A heat pump’s HSPF (Heating Seasonal Performance Factor) rating measures how energy efficient it is in heating mode. Its SEER (Seasonal Energy Efficiency Rating) measures how energy efficient it is in cooling mode.
The higher the HSPF and SEER rating, the more energy efficient the unit. Both ratings are calculated by dividing how much heating/cooling the unit provided throughout the season by how much electricity it consumed.
So what HSPF and SEER rating should you look for in a heat pump? Well, currently, the minimum ratings you can buy are:
- SEER 13
- HSPF 7.7
But, because of our colder climate, we suggest you look for a heat pump with a HSPF that’s at least an 8 or higher.
The bottom line: Typically, the higher quality the contractor, the higher the installation cost.
As with all professionals, you get what you pay for. And when it comes to heat pump installations, this old adage holds true.
You can choose to skimp on contractor costs but this often comes back to haunt you in the form of long-term repair or maintenance costs due to improper installation or faulty sizing.
Our suggestion? Go with a lower-priced brand and allot the largest part of your heat pump budget for labor costs.
But of course, choose your contractor carefully. Make sure that the contractor you end up with:
- NATE certified (NATE certification is the highest and most prestigious certification available for HVAC techs)
- Is licensed and insured in the state of Minnesota
- Is experienced
- Has great customer reviews
Factor #3: Comfort features
The bottom line: The more “comfort features” your heat pump has, the more expensive the unit.

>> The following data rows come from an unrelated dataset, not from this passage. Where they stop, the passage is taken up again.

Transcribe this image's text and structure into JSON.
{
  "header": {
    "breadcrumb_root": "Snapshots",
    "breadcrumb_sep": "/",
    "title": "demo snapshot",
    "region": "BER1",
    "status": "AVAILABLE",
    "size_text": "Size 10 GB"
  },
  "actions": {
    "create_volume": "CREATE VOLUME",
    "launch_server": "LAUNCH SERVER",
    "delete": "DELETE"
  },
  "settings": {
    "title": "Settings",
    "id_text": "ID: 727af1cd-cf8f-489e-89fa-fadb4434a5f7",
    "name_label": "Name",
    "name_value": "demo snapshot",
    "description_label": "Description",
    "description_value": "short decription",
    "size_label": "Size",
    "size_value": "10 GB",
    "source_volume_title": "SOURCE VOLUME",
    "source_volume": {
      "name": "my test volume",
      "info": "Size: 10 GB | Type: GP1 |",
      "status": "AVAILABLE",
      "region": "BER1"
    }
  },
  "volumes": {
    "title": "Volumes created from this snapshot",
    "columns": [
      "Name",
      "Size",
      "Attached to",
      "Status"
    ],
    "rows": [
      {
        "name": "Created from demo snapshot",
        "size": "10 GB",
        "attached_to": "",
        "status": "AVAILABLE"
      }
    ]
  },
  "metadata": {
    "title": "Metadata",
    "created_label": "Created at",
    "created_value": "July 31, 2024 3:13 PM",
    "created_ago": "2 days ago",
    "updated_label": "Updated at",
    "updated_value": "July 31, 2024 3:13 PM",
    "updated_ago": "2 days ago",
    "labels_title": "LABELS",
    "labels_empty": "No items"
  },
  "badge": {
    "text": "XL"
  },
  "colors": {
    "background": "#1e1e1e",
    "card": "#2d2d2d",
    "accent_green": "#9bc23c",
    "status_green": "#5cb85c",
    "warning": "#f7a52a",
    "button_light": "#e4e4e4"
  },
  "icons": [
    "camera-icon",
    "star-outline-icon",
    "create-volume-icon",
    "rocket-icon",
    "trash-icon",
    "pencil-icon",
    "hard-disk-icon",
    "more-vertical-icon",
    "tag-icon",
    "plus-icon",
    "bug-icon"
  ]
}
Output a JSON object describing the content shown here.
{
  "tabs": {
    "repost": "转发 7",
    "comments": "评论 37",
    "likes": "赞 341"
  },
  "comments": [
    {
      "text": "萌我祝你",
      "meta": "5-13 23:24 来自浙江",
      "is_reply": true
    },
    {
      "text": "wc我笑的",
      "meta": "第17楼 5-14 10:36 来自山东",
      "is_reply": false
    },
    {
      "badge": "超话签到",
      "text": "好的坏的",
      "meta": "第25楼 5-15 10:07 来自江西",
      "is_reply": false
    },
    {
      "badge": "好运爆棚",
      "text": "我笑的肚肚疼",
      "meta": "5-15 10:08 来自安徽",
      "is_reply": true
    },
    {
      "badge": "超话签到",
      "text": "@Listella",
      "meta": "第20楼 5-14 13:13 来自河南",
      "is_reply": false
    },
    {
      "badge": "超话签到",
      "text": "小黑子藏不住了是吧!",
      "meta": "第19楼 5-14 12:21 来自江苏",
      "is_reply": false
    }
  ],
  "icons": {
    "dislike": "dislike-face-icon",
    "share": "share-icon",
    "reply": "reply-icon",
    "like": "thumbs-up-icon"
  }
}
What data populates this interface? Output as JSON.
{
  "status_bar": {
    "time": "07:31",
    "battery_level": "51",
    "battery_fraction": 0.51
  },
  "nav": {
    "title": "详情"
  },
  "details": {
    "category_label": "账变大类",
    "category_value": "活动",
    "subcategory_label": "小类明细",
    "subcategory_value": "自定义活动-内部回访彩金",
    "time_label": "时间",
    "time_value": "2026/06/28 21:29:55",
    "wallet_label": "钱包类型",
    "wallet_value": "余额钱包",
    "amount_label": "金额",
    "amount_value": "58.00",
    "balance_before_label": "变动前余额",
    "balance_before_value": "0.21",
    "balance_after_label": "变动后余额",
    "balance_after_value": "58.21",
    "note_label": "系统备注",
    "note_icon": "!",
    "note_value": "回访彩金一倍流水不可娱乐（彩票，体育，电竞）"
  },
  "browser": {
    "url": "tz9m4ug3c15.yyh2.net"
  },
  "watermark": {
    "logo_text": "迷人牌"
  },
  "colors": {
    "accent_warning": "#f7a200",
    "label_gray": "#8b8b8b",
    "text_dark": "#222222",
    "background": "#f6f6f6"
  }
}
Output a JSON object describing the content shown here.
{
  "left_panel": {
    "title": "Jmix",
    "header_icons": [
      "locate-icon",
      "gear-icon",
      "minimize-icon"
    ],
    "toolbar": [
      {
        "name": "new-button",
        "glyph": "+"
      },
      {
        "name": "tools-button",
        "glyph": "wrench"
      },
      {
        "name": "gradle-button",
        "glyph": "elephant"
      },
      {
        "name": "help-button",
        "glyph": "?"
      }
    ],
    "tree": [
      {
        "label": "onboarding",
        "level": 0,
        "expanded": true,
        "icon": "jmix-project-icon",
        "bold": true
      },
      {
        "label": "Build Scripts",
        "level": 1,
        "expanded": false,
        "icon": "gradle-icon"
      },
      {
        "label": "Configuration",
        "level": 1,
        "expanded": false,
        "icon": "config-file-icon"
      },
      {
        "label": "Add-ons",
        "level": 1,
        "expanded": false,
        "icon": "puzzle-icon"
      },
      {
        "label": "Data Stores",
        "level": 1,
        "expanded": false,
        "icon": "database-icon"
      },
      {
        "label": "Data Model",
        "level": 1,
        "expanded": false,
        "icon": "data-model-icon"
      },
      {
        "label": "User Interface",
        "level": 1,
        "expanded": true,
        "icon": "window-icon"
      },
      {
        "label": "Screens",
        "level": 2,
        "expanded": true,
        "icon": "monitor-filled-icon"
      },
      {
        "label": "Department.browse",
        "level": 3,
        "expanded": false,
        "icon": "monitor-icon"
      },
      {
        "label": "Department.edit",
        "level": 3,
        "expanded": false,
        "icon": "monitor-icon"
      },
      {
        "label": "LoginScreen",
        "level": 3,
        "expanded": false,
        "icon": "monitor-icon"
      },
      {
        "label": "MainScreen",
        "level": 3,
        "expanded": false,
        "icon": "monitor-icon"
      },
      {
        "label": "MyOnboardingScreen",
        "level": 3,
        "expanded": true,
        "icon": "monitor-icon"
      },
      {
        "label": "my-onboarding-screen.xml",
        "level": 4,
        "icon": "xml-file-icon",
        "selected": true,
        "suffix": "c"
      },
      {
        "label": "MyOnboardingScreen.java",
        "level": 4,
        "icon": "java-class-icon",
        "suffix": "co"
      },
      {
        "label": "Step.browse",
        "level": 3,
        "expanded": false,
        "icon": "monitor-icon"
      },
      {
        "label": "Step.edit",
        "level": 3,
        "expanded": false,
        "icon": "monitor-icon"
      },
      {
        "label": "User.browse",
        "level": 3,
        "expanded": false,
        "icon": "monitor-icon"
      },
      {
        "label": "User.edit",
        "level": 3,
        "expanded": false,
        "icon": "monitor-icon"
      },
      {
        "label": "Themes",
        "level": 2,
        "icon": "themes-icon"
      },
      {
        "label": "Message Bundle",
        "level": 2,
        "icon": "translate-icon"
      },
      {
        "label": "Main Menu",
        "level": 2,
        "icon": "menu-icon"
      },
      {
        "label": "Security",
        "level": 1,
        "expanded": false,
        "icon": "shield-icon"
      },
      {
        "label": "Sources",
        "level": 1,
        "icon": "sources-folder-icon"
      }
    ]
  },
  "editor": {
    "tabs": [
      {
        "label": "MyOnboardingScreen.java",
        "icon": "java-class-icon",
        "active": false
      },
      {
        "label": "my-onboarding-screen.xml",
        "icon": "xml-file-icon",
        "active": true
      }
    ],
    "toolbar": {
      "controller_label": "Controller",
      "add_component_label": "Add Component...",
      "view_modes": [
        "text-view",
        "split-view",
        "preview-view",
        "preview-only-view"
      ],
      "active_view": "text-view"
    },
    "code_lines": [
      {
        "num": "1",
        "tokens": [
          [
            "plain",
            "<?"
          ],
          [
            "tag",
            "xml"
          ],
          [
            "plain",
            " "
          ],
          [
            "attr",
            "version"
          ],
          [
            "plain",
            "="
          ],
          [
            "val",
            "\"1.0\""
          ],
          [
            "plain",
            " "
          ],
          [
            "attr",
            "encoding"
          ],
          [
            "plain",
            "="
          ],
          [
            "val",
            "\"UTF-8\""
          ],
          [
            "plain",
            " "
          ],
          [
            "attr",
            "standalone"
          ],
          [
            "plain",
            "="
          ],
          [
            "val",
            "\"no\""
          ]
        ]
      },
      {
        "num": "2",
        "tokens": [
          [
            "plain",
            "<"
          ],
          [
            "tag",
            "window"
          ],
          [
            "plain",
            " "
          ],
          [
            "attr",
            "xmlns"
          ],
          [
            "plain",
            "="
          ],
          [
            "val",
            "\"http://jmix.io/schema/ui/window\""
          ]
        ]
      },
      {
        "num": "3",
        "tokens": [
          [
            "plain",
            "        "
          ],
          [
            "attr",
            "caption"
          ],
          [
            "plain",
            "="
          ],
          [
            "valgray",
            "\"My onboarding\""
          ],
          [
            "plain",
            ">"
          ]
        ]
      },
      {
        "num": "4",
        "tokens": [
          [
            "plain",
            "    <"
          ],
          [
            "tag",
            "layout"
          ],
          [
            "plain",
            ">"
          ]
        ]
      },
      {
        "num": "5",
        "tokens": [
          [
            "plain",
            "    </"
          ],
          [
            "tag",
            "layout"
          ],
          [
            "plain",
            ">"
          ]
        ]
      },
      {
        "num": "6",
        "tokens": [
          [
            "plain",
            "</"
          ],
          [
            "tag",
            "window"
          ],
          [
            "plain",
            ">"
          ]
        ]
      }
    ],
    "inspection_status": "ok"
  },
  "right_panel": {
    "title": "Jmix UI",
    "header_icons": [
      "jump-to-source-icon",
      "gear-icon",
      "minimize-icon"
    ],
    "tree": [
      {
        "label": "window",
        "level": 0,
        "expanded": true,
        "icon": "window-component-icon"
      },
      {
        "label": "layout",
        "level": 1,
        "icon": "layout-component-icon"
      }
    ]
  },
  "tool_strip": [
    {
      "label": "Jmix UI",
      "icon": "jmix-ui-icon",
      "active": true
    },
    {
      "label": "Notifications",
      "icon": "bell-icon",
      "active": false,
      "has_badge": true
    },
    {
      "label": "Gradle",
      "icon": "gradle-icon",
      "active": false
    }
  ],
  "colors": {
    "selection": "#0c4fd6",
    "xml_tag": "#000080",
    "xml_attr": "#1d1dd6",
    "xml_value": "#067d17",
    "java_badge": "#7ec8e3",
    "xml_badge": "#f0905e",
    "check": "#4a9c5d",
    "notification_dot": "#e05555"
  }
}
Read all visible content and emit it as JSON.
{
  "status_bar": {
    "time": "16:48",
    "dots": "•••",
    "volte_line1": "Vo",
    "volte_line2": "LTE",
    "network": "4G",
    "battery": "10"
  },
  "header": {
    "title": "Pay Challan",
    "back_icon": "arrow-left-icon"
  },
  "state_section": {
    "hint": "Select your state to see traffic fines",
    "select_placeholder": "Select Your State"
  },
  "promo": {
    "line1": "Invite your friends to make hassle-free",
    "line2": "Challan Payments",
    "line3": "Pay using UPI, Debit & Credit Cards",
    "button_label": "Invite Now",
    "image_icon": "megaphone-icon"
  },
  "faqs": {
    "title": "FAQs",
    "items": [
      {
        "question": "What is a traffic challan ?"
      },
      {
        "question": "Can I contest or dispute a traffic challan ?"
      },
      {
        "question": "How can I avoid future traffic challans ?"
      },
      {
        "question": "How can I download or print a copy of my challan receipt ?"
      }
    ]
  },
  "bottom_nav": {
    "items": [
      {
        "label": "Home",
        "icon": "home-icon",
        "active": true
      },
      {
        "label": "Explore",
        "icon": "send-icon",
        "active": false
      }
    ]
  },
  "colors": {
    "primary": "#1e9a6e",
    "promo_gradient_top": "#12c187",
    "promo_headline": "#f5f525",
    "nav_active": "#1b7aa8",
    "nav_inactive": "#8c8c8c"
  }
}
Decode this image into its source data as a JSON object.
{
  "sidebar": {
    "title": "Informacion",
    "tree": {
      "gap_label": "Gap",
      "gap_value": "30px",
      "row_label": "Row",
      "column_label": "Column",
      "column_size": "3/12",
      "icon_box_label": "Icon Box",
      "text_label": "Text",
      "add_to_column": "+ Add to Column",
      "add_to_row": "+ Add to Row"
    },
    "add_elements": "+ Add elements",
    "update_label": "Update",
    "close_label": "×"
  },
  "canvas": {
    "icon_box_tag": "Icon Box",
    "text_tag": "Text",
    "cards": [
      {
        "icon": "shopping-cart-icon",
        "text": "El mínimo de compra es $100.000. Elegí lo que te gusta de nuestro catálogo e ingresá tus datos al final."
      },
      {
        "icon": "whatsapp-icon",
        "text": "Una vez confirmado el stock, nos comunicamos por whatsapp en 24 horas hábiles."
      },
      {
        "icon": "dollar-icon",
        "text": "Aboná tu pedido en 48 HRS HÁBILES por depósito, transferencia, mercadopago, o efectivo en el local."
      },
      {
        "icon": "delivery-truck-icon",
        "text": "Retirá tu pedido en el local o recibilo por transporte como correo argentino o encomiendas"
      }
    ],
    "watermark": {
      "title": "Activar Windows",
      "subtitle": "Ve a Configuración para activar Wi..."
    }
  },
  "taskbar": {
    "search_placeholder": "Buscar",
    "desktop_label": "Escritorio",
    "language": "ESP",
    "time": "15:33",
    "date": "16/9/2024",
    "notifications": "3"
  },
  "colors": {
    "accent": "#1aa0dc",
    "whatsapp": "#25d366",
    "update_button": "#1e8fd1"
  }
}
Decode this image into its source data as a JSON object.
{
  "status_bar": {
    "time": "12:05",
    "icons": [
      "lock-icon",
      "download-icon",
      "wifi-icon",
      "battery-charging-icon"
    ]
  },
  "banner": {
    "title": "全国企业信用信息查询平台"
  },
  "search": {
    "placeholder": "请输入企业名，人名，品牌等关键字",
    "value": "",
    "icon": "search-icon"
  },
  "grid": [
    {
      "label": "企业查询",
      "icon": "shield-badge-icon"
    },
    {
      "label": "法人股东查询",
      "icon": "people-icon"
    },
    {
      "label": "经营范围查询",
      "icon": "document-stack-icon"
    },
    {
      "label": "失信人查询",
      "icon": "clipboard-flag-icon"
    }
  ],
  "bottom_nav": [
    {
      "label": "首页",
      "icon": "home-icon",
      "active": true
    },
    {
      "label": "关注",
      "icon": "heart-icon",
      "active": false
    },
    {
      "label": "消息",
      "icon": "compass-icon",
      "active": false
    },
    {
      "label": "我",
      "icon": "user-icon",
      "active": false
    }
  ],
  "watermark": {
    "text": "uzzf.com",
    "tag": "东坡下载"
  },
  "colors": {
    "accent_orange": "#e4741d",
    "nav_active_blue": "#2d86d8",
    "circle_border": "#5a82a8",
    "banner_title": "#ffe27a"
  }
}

Think of a heat pump’s “comfort features” like the advanced features on a car (such as automatic start or ventilated seats). These features improve the heating and cooling capacity or the energy efficiency of the unit, but they’re also more expensive.
Some of the advanced comfort features of a heat pump include:
- Variable speed blowers. These blowers are designed to ramp up or down automatically to provide the exact air output that’s needed at any specific time for consistently even heating or cooling. These blowers, on average, cost about 30% more than a single stage blower.
- Two-speed compressors. These compressors can switch between a “high” level of heating/cooling and a “low” level to provide the exact heat/cooling output that’s needed at any given time. Learn more about two-speed compressors in our blog, “4 Reasons You Should Be Using a Two-Stage Air Conditioner in Minnesota.”
- Scroll compressors. Scroll compressors are responsible for “compressing” your heat pump’s refrigerant to extract more heat from the refrigerant. Heat pumps with scroll compressors are quieter, more efficiency and have a longer lifespan. They can also produce air that’s 10° to 15° warmer than heat pumps that have a traditional piston compressor.
One last factor to consider: Do you already have a furnace?
For the most efficient and comfortable heat pump heating, you’ll want to consider pairing your heat pump with a furnace (this is called a “Dual Fuel System”). If you don’t already have a furnace installed, this will add on about $3,152 - $6,222 to your overall heat pump installation price.
You see, a heat pump is somewhat limited in the amount of heat it can push out in very cold climates like Minnesota’s. BUT that’s not to say that they can’t work in cold climates (to learn more check out our blog, “Will a Heat Pump Work in Cold Weather?”).
On very cold days, a heat pump simply needs a “backup heating” source. Some heat pumps have built-in electric resistance coils that automatically turn on when the outside temperatures dip too low. But because this form of heating is 3 to 4 times more expensive than straight heat pump heating, we suggest a “dual fuel system”.
A dual fuel system means that once your heat pump can’t extract enough heat from the outdoor air, your gas furnace automatically turns on to provide heating. To learn more about how this system works, check out our blog “What Is A Dual Fuel Heat Pump?”.
So if you already have a furnace installed—great! There’s no additional expense to your heat pump installation. But if you don’t already have a furnace installed, you’ll need to factor in the additional cost of installing a gas furnace in your home if you want to go this route.